Among the lines of the records below, copy those that hold the word "this".

___ Records to process ___

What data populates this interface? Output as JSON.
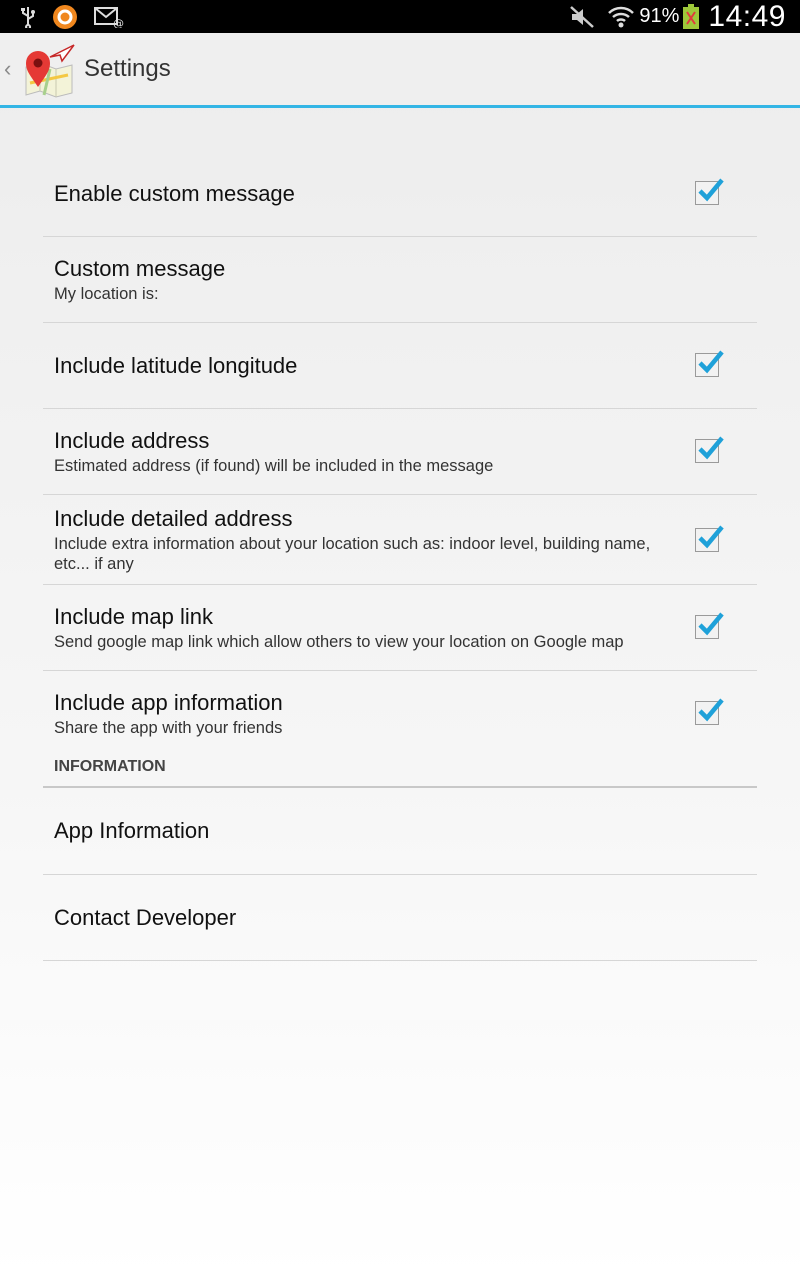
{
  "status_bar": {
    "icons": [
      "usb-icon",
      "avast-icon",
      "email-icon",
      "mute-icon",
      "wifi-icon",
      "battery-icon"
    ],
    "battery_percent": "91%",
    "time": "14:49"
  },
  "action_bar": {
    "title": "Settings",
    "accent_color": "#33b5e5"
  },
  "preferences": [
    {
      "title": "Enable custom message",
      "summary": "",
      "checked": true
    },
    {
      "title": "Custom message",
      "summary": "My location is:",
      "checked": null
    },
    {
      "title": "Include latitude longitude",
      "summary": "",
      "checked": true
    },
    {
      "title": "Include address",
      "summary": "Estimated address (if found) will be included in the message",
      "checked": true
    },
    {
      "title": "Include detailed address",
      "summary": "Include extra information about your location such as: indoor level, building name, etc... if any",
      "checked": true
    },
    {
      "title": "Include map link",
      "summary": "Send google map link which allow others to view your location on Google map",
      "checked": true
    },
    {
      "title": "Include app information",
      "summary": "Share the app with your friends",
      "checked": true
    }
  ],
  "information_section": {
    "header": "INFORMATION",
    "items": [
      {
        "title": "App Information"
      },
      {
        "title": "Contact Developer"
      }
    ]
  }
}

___
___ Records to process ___

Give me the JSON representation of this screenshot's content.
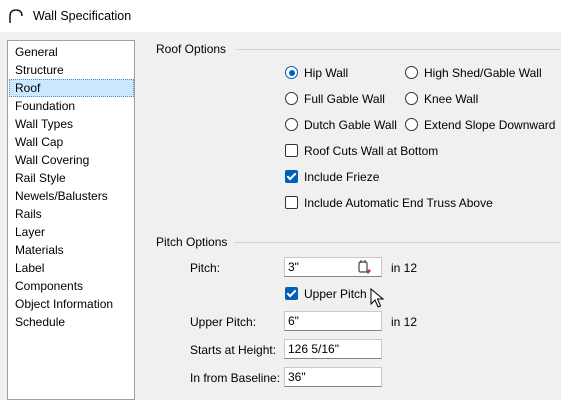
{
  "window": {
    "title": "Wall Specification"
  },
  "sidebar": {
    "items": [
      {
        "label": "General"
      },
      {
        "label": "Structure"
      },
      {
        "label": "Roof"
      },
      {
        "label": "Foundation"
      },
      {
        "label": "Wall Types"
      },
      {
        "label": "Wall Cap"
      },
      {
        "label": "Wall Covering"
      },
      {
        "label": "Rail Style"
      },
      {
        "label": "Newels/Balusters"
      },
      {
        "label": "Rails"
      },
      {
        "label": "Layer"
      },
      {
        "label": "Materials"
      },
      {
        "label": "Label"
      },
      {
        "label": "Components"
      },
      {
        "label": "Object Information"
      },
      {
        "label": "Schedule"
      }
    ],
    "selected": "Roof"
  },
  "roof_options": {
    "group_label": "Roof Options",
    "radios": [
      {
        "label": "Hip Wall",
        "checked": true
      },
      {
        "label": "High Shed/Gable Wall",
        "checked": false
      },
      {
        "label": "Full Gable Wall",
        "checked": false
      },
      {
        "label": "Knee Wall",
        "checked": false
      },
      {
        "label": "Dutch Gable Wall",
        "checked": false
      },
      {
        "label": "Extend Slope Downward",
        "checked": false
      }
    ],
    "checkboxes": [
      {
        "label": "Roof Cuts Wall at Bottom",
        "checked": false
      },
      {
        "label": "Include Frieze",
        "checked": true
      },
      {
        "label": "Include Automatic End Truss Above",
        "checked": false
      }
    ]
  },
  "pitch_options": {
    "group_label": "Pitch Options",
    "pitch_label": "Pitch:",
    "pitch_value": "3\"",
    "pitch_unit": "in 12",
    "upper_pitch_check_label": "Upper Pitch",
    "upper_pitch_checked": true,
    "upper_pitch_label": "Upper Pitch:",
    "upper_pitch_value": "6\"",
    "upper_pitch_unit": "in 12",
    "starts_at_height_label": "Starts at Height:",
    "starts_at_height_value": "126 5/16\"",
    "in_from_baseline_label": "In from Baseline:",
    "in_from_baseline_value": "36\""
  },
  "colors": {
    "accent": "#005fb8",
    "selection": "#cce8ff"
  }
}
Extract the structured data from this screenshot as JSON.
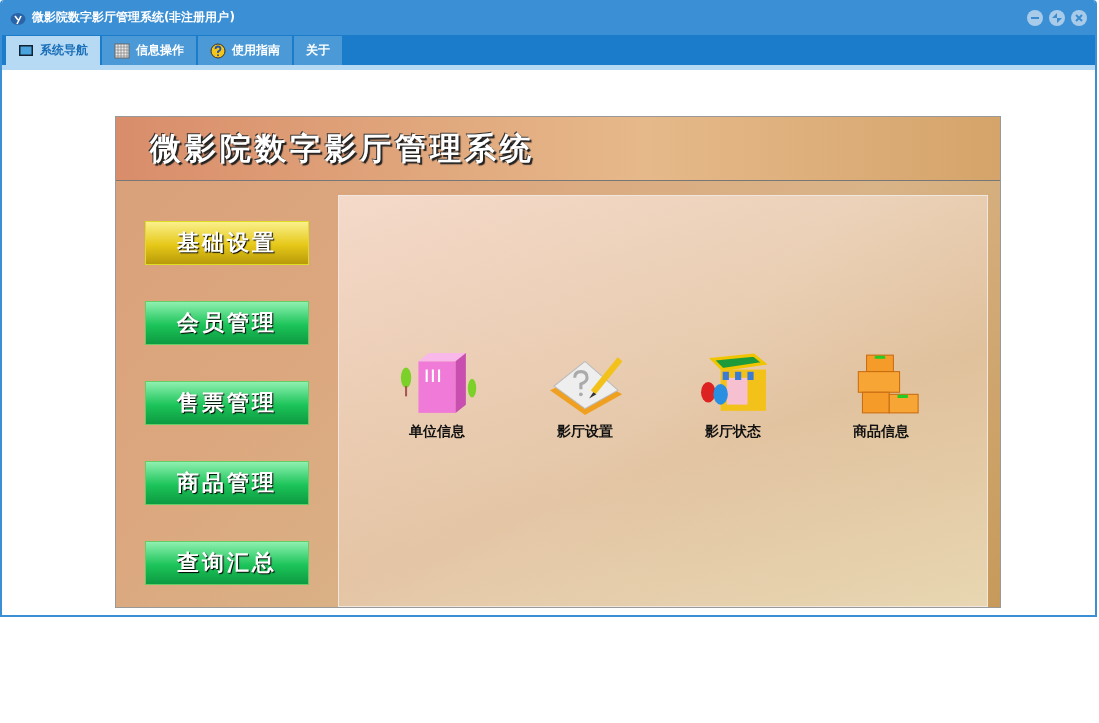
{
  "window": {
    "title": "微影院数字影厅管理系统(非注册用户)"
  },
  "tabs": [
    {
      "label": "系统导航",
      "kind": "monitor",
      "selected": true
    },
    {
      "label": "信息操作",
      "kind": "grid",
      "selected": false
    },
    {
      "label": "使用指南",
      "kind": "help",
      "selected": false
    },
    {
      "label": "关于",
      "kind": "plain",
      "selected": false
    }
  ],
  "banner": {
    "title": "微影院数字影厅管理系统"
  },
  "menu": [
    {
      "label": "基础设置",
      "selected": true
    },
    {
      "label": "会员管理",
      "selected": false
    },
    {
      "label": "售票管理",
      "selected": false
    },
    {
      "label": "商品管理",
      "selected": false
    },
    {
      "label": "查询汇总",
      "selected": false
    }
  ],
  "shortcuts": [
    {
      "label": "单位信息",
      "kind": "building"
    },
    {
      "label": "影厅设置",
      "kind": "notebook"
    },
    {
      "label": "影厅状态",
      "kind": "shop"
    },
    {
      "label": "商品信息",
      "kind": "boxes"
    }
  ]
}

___

Response box:
What data populates this interface? Output as JSON.
Give me the JSON representation of this screenshot's content.
Extract the structured data from this screenshot as JSON.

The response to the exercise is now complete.